Precarity, insecurity and informality are just three of the prevailing terms used to describe the neoliberal climate through which many of us are trying to carve a path. Recently graduated with arms full of confidence to progress, our generation is shaped by the notion that ‘we are the drivers of our own destiny’. It is we who have the power to succeed or fail, or it is we who possess the unabated freedom to choose.
The transition from divine to popular right following the American and the French revolutions placed responsibility from the shoulders of kings onto that of the populace. Citizens found themselves in a condition of unlimited responsibility to be shared and divided between all. However, three centuries and 30 years of neoliberalism later, that same responsibility has been individualised within much of the global North, which many suggest has had an un-abetting impact on our material and psychological well being. The relentless pressure to achieve has been normalised and meritocracy commonplace.
How will we fare in a world of privatised responsibility?
Well, alas, the answer is a bleak one. With inequality rife, unstable job markets and unpaid internships plaguing the European sphere it appears to many that neoliberal policy is having a severe impact on labour relations and security. Some have even envisaged a new class of vulnerable people collectively referred to as ‘the precariat’. Plagued by the meritocratic ethos that success is dependent on individual efforts and talents, members of the heterogeneous precariat class are said to compete with one another for status and position in order to secure their own well being. Highlighting a situation to which many of us can accord towards,
Arguably, it is precarity that now reigns in the position of former kings.
Now I can’t help but think that competition within the job market is nothing new, the caressing classical hand of Smith outstretched from this very principle. So why all the fuss now? Most notably, because the competition driving much of the economy has been monopolised and redefined by multinationals clambering to secure the top position. Most notable of those are tech giants such as Google, who alone has secured a 92% share of the EU’s search engine enclave. If companies so large operate in a sea of their own, is it inaccurate for us to say that competitors are in the same boat, rocked by the same hand? Further, market forces now perverse into all corners of our everyday life, encouraging a climate of consumerism to dictate previously independent choices. The same market that set out to emancipate us has imprisoned us in atomisation and loneliness. Three decades since its precipitous birth, neoliberalism is taking its toll.
It is precarity that contradicts the ways of life that must be regenerated in order for a democratic form of government to sustain itself over time. Individualism has replaced the collectivism and solidarity essential for the success of democracy. The self-management of our own space stands in direct contrast to the rhetoric of collective consensus that so often spawns from the lips of politicians, fruitlessly trying to promote a shared solidarity to a nation of individuals.
But are we a nation of individuals, or do we have the power to muster collective action for the betterment of all?

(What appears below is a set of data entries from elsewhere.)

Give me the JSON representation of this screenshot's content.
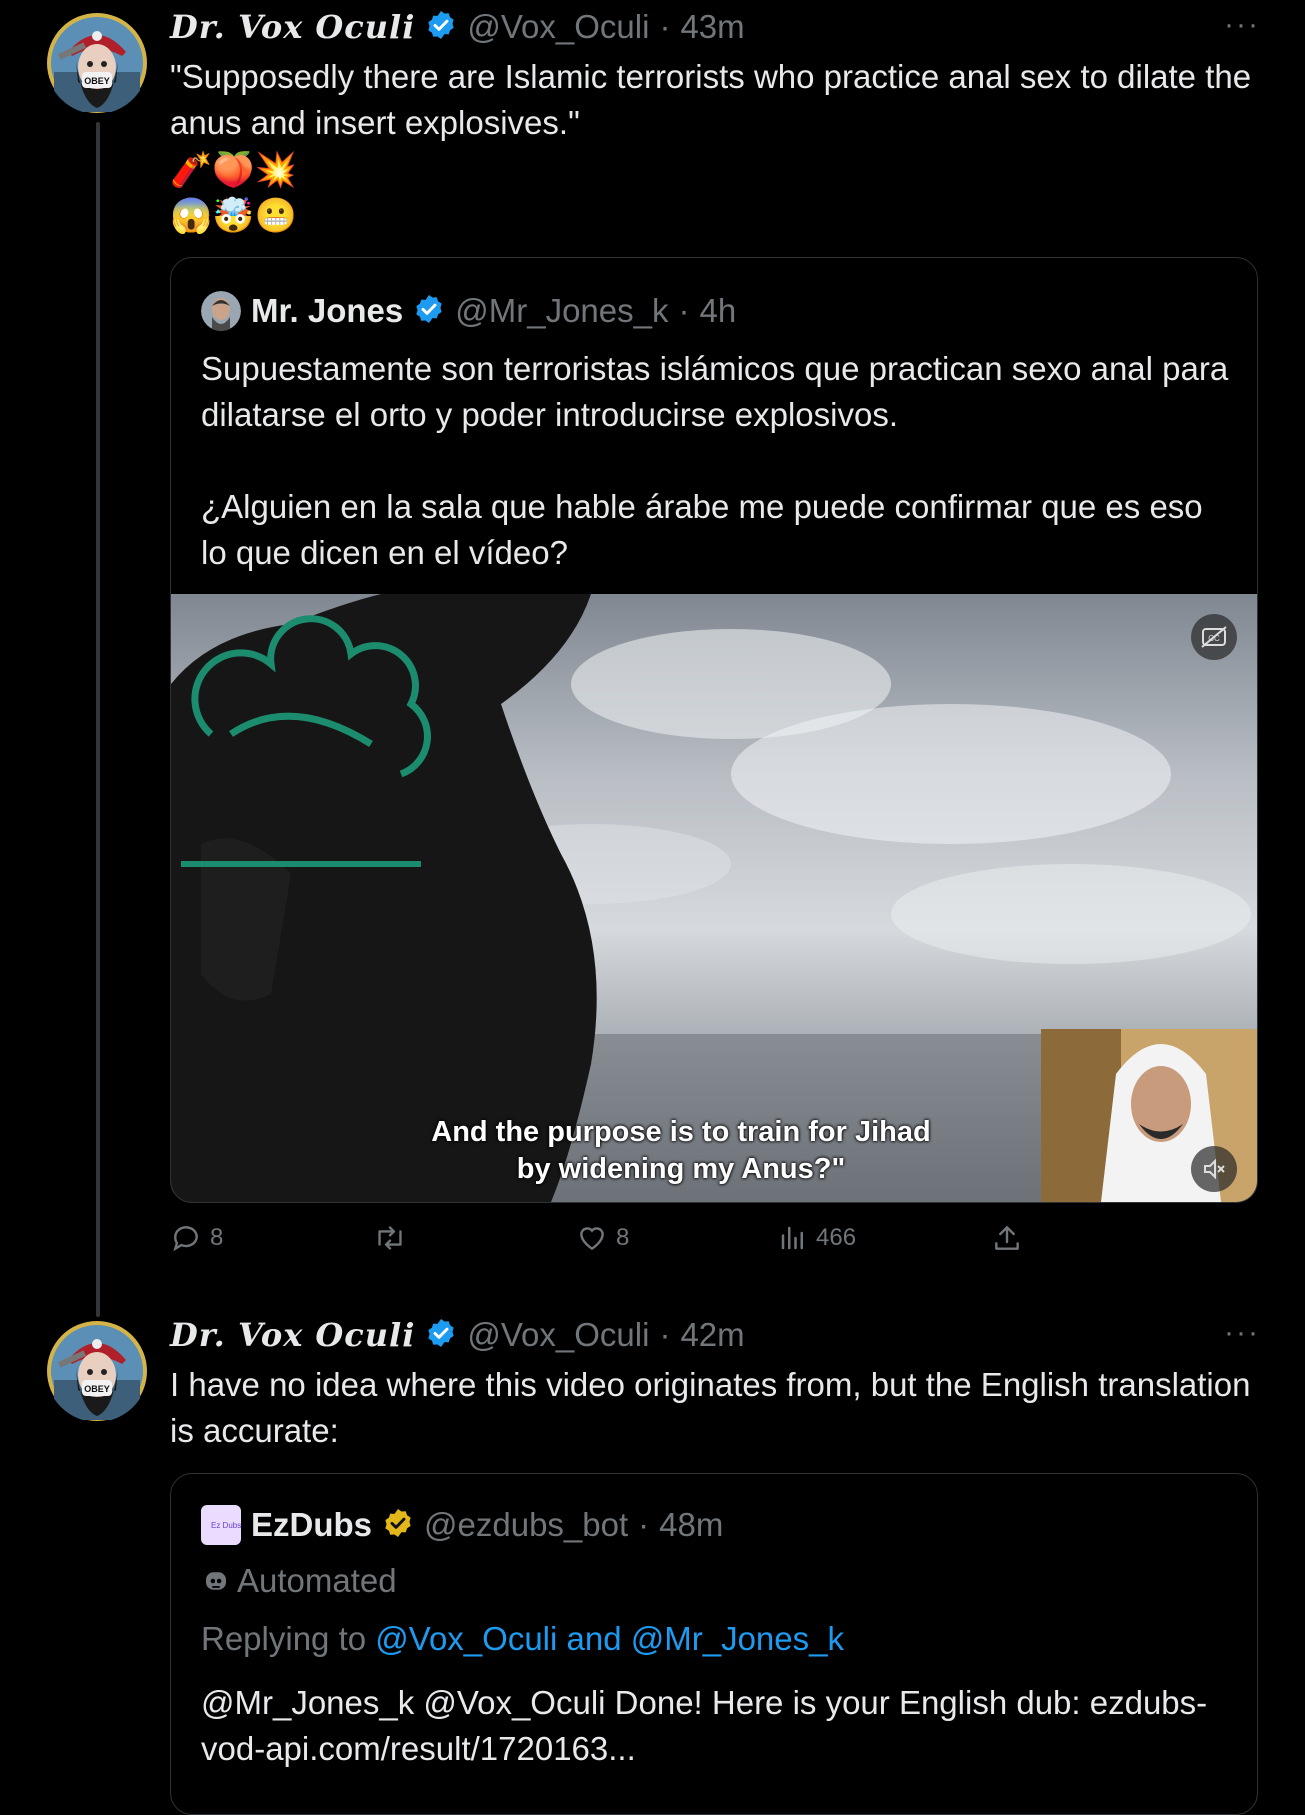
{
  "post1": {
    "author_name": "Dr. Vox Oculi",
    "handle": "@Vox_Oculi",
    "time": "43m",
    "more": "···",
    "text": "\"Supposedly there are Islamic terrorists who practice anal sex to dilate the anus and insert explosives.\"",
    "emoji_line1": "🧨🍑💥",
    "emoji_line2": "😱🤯😬",
    "quote": {
      "author_name": "Mr. Jones",
      "handle": "@Mr_Jones_k",
      "time": "4h",
      "text_p1": "Supuestamente son terroristas islámicos que practican sexo anal para dilatarse el orto y poder introducirse explosivos.",
      "text_p2": "¿Alguien en la sala que hable árabe me puede confirmar que es eso lo que dicen en el vídeo?",
      "video_subtitle_line1": "And the purpose is to train for Jihad",
      "video_subtitle_line2": "by widening my Anus?\""
    },
    "actions": {
      "replies": "8",
      "retweets": "",
      "likes": "8",
      "views": "466"
    }
  },
  "post2": {
    "author_name": "Dr. Vox Oculi",
    "handle": "@Vox_Oculi",
    "time": "42m",
    "more": "···",
    "text": "I have no idea where this video originates from, but the English translation is accurate:",
    "quote": {
      "author_name": "EzDubs",
      "logo_text": "Ez Dubs",
      "handle": "@ezdubs_bot",
      "time": "48m",
      "automated_label": "Automated",
      "replying_prefix": "Replying to ",
      "replying_to": "@Vox_Oculi and @Mr_Jones_k",
      "text": "@Mr_Jones_k @Vox_Oculi Done! Here is your English dub: ezdubs-vod-api.com/result/1720163..."
    }
  },
  "colors": {
    "background": "#000000",
    "text": "#e7e9ea",
    "muted": "#71767b",
    "link": "#1d9bf0",
    "verified_blue": "#1d9bf0",
    "verified_gold": "#e2b719",
    "border": "#2f3336"
  }
}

The success of collaborative ventures, such as Wikipedia and Kickstarter, certainly indicate a route beyond the recognised market system. But are we ready to venture on such a path and bid our precarity farewell?

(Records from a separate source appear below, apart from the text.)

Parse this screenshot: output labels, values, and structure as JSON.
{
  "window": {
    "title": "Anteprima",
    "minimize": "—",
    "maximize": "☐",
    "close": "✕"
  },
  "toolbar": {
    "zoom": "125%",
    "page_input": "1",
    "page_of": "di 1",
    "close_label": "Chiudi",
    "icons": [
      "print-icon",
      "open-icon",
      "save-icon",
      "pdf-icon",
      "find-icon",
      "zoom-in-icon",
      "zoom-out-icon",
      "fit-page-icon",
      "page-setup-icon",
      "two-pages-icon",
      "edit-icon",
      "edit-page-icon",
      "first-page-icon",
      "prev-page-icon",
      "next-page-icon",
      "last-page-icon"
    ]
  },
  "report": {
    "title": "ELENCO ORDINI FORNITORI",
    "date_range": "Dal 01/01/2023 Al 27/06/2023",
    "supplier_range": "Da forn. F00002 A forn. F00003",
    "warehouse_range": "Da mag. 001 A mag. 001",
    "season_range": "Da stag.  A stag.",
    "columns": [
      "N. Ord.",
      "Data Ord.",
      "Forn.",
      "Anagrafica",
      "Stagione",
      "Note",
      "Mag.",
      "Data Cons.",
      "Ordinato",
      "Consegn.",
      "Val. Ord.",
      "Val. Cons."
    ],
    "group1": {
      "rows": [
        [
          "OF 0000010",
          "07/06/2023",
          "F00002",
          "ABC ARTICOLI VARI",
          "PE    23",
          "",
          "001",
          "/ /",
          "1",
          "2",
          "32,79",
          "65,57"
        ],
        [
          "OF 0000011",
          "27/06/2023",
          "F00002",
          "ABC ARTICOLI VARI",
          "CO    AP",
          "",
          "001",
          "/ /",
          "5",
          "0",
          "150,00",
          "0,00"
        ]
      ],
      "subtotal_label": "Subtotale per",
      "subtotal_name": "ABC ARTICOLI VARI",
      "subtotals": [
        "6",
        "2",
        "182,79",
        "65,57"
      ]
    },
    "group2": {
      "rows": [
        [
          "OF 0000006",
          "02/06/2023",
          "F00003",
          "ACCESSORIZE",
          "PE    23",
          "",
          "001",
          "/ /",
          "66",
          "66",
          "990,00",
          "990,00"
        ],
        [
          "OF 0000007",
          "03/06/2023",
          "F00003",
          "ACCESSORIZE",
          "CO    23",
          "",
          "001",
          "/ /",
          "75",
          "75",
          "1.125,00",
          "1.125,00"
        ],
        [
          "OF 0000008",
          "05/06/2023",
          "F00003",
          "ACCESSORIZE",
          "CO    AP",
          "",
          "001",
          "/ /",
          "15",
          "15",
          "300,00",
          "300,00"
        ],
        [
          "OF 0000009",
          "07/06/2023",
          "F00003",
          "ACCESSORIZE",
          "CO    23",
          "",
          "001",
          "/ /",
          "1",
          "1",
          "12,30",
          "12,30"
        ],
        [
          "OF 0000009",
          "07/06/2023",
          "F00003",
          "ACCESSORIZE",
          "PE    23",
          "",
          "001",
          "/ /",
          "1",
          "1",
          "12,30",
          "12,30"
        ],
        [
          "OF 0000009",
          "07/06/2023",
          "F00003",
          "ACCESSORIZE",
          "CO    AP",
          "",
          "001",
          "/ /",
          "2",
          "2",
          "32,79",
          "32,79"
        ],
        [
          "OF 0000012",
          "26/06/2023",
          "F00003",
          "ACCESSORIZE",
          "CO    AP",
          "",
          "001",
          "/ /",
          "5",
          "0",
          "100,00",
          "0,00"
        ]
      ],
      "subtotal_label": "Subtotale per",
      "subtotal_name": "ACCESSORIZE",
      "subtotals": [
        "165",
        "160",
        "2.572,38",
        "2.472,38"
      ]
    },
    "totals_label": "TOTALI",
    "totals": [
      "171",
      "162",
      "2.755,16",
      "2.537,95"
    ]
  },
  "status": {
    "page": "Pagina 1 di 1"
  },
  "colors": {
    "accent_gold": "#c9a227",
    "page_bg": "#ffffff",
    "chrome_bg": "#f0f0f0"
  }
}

Further reading: Paul Mason “Post Capitalism: A Guide to Our Future”
Picture by Lee Thatcher (Flickr)